> SOURCE INFORMATION

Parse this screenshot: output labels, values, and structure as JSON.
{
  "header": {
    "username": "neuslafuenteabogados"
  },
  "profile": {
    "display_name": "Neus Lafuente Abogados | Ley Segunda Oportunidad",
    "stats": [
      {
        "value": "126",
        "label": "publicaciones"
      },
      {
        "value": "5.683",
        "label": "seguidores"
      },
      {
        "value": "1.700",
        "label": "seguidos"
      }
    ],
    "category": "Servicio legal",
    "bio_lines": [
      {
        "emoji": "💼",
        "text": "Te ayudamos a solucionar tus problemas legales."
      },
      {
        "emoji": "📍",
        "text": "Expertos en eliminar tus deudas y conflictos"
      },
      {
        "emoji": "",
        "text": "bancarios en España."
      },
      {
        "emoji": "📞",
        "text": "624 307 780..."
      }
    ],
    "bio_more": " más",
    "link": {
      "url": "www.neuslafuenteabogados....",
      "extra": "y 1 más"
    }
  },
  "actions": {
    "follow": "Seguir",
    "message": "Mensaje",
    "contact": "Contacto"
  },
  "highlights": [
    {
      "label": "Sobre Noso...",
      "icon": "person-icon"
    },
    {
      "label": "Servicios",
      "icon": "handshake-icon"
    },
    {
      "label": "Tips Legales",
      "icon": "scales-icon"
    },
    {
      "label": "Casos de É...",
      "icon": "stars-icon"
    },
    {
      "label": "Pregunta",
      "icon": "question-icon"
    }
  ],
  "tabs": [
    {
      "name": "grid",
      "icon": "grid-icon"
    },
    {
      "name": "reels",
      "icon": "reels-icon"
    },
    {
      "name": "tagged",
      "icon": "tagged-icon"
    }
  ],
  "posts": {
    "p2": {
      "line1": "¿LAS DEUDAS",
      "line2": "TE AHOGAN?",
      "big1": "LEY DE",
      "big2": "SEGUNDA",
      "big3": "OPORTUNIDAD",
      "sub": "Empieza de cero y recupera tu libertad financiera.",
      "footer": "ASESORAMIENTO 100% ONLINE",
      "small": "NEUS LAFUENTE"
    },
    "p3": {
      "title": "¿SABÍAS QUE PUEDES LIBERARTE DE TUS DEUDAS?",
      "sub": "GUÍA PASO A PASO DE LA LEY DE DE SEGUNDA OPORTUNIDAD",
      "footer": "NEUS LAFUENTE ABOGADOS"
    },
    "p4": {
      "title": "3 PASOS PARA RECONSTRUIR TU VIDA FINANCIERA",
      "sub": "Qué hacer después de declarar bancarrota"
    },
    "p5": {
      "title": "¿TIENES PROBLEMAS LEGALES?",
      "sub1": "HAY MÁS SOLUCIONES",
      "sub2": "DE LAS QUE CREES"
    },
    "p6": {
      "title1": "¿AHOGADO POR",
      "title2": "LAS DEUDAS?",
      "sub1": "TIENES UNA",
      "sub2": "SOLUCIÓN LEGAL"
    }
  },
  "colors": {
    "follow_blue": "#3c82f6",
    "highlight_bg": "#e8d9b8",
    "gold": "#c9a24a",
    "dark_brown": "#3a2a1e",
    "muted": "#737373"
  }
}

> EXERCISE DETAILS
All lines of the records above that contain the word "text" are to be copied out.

> ANSWER TO THIS EXERCISE
        "text": "Te ayudamos a solucionar tus problemas legales."
        "text": "Expertos en eliminar tus deudas y conflictos"
        "text": "bancarios en España."
        "text": "624 307 780..."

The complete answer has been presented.